[Source data]
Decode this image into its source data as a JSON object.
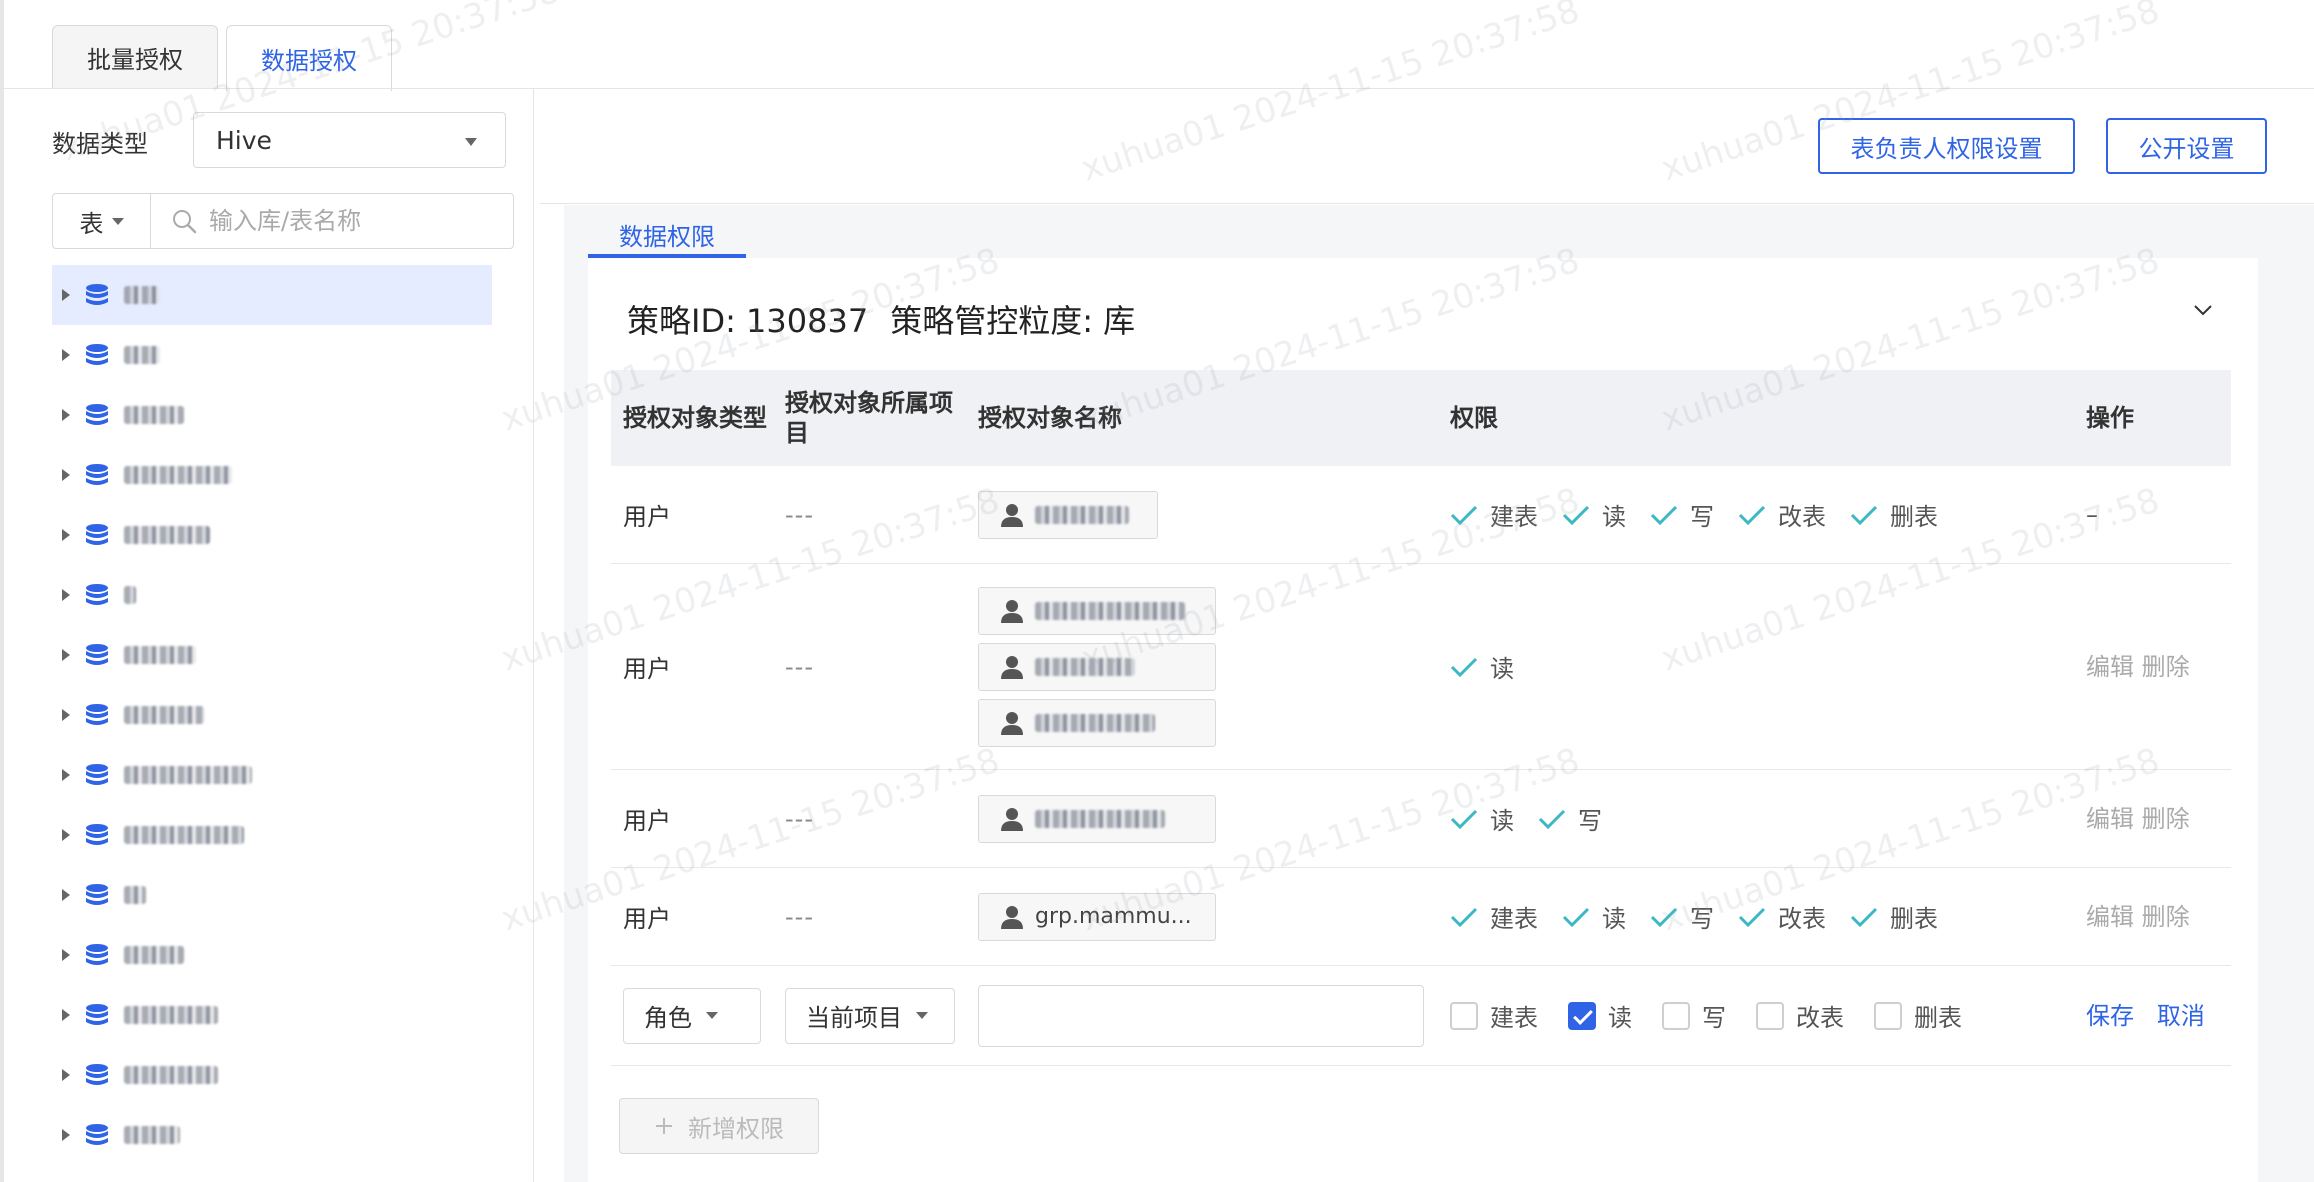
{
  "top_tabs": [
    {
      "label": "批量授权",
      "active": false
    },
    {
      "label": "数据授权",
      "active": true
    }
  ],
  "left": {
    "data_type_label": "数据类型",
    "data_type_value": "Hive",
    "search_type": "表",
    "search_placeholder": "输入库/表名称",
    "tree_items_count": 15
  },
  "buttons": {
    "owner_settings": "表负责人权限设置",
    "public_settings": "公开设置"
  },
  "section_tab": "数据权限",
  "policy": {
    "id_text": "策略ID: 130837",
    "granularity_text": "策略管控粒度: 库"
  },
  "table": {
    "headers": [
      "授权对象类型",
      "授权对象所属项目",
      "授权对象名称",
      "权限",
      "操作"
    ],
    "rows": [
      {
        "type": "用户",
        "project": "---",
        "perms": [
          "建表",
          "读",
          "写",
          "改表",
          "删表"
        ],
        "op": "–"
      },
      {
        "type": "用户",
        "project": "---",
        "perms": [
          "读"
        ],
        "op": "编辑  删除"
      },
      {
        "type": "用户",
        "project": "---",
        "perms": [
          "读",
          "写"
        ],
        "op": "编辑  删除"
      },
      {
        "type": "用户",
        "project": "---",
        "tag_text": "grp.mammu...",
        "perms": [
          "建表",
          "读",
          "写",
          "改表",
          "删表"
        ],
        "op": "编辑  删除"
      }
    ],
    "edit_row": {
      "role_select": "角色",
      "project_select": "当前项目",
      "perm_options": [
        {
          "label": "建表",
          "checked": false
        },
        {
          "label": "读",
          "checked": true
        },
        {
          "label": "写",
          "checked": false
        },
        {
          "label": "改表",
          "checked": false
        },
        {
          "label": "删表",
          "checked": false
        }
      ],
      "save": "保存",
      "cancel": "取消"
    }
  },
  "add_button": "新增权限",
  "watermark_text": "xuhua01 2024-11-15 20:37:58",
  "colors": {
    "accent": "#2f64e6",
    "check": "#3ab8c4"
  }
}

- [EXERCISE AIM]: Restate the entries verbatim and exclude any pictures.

- [RESULT FOR THIS EXERCISE]:
Decode this image into its source data as a JSON object.
{
  "top_tabs": [
    {
      "label": "批量授权",
      "active": false
    },
    {
      "label": "数据授权",
      "active": true
    }
  ],
  "left": {
    "data_type_label": "数据类型",
    "data_type_value": "Hive",
    "search_type": "表",
    "search_placeholder": "输入库/表名称",
    "tree_items_count": 15
  },
  "buttons": {
    "owner_settings": "表负责人权限设置",
    "public_settings": "公开设置"
  },
  "section_tab": "数据权限",
  "policy": {
    "id_text": "策略ID: 130837",
    "granularity_text": "策略管控粒度: 库"
  },
  "table": {
    "headers": [
      "授权对象类型",
      "授权对象所属项目",
      "授权对象名称",
      "权限",
      "操作"
    ],
    "rows": [
      {
        "type": "用户",
        "project": "---",
        "perms": [
          "建表",
          "读",
          "写",
          "改表",
          "删表"
        ],
        "op": "–"
      },
      {
        "type": "用户",
        "project": "---",
        "perms": [
          "读"
        ],
        "op": "编辑  删除"
      },
      {
        "type": "用户",
        "project": "---",
        "perms": [
          "读",
          "写"
        ],
        "op": "编辑  删除"
      },
      {
        "type": "用户",
        "project": "---",
        "tag_text": "grp.mammu...",
        "perms": [
          "建表",
          "读",
          "写",
          "改表",
          "删表"
        ],
        "op": "编辑  删除"
      }
    ],
    "edit_row": {
      "role_select": "角色",
      "project_select": "当前项目",
      "perm_options": [
        {
          "label": "建表",
          "checked": false
        },
        {
          "label": "读",
          "checked": true
        },
        {
          "label": "写",
          "checked": false
        },
        {
          "label": "改表",
          "checked": false
        },
        {
          "label": "删表",
          "checked": false
        }
      ],
      "save": "保存",
      "cancel": "取消"
    }
  },
  "add_button": "新增权限",
  "watermark_text": "xuhua01 2024-11-15 20:37:58",
  "colors": {
    "accent": "#2f64e6",
    "check": "#3ab8c4"
  }
}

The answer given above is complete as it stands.